Audi spends about $180 million on European advertising, split among the five core European agencies. This year it added five non-European agencies to the network.
Dietzel jokes that working with the network is like working with the European Union. 'Now we have this long process until we reach the stage where everybody is happy,' he says.
To prepare a campaign for a new product, each European agency sends a strategic planner to Audi headquarters in Ingolstadt, Germany. They view the car and hold a marketing briefing with Audi executives. Then the group meets for three days of hard thinking. They try to turn Audi's marketing brief into a communications and creative outline for the network agencies.
The planning group's theme for the just-launched Audi A6 was 'exciting design for forward thinking people.'
Ideas then filter to local Audi importers and distributors and the five non-European agencies, to be sure the strategy works in their markets.
'Sometimes it's easy to have one translation for Europe, but you can't have it adapted for Southeast Asia,' says Dietzel. 'We want consistency, but it has to work.'
Sometimes there is a particular advantage to doing something specific to a country, says Hegerty. For example, Impact BBDO in Dubai, the Middle East member of the network, added Egyptian hieroglyphics as a backdrop to the creative treatment developed for the Audi A6.
When the consortium has approved the communications brief, creative departments at the five European members each come up with a campaign. The five are presented to a committee made up of the five creative directors, who choose the winner.
'I thought they would all say, 1/8Mine is the best,' but funnily enough, it didn't work like that,' says Dietzel.
The winning campaign and a pool of TV commercials are shown to major importers.
After they ratify it, it goes to Dietzel and Audi's central marketing group. After fine-tuning, it goes to the Audi chairman.

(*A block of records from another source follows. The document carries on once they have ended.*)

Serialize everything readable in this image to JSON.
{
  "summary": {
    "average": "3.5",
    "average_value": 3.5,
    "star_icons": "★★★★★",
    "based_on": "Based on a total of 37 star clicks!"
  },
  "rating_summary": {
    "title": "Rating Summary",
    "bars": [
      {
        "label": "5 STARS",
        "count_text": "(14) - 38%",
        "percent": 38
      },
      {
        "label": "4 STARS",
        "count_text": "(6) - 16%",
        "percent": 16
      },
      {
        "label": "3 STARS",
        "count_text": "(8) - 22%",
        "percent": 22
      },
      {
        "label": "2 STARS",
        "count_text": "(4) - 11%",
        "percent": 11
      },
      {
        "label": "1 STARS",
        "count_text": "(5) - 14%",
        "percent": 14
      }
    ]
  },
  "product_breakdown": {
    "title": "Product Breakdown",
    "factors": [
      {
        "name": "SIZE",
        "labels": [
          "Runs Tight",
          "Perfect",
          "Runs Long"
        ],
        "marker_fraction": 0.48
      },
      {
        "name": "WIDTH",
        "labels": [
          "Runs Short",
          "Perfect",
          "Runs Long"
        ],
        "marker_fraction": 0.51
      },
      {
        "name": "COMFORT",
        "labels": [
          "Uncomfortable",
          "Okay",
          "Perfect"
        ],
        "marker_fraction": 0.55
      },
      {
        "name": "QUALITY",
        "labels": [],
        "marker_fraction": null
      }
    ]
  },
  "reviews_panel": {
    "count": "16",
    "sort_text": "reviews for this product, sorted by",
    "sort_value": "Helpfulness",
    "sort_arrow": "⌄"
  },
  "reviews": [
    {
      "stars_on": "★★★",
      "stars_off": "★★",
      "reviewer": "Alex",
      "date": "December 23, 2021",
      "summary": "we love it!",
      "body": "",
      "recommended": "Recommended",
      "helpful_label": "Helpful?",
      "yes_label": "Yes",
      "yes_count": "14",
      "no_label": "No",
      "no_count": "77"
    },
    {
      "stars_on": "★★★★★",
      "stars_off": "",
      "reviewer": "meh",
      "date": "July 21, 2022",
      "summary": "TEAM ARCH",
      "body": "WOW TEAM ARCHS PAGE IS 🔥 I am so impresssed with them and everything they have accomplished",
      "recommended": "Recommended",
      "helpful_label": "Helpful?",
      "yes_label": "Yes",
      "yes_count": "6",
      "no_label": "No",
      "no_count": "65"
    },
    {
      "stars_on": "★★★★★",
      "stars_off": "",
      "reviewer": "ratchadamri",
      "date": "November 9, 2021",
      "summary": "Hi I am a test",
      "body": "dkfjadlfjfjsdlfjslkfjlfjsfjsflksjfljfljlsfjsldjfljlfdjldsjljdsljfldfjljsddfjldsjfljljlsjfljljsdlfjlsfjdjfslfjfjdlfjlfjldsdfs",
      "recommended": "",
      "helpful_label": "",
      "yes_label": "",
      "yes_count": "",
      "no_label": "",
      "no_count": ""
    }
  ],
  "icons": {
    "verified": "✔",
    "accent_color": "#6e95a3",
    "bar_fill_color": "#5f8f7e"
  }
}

When the campaign has been approved by everyone, it goes back to the creative teams at the agencies. They are told to adapt the work to their countries, giving local importers options that fit the campaign.